The diabetes researchers say this and other projects wouldn’t be possible without the types of collaborative relationships they have cultivated. “It’s been really transformative to work closely with collaborators, which has allowed us to study patient information in this way,” Claussnitzer said. “It’s really driven our research forward.”

Other members of the diabetes group echo her feelings. 

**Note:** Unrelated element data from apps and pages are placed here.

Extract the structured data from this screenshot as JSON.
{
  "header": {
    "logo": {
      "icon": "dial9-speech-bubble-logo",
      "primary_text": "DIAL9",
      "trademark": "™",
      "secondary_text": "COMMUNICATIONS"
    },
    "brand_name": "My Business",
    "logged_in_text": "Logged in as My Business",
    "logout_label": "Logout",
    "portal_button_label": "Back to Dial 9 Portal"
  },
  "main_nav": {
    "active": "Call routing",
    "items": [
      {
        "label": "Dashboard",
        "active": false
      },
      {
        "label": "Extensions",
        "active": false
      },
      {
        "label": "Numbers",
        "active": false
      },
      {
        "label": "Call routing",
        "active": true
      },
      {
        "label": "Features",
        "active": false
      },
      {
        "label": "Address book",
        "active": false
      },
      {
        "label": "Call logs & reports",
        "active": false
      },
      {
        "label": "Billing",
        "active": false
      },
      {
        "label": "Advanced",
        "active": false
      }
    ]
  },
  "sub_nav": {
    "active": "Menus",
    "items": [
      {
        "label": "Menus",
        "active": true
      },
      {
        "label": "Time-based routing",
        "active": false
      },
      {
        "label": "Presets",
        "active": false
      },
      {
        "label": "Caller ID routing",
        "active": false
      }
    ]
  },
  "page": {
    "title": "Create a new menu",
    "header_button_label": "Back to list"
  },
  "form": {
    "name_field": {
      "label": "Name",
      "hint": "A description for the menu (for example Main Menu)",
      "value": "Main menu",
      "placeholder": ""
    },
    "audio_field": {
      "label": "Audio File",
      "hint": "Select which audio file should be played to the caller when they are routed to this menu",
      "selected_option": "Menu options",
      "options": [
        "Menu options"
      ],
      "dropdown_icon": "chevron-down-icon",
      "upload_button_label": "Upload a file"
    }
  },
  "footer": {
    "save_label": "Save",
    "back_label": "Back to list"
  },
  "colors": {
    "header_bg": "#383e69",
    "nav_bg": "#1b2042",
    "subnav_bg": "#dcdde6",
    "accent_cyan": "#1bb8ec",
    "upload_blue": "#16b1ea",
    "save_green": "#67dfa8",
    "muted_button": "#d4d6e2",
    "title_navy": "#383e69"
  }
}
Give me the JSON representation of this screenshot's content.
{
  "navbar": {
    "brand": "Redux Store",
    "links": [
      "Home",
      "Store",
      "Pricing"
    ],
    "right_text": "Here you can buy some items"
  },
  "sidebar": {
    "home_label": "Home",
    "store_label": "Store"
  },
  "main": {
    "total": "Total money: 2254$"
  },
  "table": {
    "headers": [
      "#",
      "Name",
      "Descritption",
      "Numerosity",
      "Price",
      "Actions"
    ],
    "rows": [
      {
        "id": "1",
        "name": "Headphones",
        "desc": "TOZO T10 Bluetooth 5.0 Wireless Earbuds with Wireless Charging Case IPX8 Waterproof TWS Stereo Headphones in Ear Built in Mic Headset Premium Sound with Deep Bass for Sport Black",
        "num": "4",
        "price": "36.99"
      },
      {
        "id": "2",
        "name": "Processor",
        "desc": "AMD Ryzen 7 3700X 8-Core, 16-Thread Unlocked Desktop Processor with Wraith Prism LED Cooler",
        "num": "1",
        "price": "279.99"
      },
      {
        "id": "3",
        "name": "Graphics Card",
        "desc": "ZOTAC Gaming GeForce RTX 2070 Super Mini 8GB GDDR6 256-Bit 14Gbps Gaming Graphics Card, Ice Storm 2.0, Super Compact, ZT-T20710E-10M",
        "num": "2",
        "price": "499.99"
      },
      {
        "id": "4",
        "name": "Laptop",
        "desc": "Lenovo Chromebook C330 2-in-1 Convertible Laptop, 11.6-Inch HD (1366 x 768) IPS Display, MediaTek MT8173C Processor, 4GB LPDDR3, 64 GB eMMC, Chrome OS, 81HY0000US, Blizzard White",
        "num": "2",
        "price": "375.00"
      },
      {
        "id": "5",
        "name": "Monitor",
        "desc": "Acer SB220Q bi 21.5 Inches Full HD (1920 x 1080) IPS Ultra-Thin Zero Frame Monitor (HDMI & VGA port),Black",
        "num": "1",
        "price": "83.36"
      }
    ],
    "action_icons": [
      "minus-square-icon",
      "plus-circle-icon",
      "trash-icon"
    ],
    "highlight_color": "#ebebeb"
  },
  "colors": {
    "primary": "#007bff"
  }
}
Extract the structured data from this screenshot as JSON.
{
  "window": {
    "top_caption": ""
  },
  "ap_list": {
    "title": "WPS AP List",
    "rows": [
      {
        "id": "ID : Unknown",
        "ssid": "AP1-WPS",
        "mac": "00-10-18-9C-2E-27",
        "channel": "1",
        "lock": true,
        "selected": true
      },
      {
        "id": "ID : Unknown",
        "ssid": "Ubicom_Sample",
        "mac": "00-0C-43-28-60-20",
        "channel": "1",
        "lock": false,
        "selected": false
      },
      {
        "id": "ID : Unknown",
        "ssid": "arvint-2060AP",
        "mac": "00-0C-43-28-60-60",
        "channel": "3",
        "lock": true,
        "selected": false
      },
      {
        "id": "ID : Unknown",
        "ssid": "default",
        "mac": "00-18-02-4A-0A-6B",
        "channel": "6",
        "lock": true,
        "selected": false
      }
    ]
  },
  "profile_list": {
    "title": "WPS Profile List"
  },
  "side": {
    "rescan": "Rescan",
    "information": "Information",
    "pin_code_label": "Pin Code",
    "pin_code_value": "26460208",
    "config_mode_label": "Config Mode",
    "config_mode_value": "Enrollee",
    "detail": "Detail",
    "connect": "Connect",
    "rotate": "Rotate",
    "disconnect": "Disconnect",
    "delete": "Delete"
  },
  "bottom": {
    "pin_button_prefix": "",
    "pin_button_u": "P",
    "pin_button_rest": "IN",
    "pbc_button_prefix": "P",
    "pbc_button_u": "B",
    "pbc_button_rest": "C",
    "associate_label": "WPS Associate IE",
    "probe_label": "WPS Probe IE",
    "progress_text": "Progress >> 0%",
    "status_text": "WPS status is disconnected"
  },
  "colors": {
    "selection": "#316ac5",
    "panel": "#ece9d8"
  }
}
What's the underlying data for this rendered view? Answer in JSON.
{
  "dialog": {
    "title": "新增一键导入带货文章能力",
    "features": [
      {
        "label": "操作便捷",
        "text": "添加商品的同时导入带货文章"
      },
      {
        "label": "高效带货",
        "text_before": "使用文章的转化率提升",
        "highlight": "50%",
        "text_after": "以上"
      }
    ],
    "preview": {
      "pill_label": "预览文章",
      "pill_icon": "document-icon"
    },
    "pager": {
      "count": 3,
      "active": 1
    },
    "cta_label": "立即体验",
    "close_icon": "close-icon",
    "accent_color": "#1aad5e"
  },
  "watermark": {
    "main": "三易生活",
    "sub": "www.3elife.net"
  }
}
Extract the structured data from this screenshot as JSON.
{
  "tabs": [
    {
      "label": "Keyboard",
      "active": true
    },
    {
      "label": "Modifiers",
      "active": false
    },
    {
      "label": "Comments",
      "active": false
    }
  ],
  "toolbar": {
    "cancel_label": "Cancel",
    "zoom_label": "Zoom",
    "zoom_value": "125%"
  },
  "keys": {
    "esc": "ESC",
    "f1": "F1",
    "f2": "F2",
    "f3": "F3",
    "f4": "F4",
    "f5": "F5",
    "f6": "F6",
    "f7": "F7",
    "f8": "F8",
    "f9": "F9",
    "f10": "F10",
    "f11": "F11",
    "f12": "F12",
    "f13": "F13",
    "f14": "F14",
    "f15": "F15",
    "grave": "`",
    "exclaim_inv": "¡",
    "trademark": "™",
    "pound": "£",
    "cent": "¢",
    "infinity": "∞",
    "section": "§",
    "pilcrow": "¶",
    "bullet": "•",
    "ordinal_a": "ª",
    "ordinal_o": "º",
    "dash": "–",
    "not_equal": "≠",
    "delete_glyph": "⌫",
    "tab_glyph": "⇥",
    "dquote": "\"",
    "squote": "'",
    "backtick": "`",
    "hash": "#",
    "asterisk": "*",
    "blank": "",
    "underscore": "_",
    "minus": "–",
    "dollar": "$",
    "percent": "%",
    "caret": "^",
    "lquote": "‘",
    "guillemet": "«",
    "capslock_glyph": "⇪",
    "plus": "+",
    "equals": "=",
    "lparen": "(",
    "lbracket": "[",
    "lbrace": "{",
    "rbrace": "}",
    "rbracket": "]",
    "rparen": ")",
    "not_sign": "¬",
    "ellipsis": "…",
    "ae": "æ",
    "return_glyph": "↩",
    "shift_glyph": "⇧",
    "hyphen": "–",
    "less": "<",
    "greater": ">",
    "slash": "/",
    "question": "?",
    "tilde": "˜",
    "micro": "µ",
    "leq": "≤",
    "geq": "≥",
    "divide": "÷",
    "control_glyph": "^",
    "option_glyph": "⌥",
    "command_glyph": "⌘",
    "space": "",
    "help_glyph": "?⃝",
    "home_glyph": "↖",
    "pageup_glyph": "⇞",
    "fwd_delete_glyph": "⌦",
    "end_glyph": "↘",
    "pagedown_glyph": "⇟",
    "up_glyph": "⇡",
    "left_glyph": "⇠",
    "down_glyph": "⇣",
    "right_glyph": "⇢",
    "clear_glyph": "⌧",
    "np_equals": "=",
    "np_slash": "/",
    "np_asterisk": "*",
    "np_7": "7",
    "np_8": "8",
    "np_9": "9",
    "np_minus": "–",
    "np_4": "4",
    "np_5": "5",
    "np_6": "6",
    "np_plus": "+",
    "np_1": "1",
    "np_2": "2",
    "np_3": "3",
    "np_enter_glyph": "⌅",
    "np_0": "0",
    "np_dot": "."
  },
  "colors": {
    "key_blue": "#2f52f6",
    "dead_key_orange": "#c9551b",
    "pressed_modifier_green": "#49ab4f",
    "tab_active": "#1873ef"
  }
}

“We have experts who span the whole spectrum from genetic discovery and mechanistic insight through chemical screening and clinical application, and we’re able to bring it together,” Jacobs said. “The opportunity to work with and learn from each other has been a very rewarding experience.”

 

Support for the work described in this article was provided in part by the Carlos Slim Foundation, National Institute of Diabetes and Digestive and Kidney Diseases, National Institute of General Medical Sciences, National Human Genome Research Institute, National Heart Lung Blood Institute, Massachusetts General Hospital Research Scholars Program, and the Massachusetts General Hospital Transformative Scholars Program.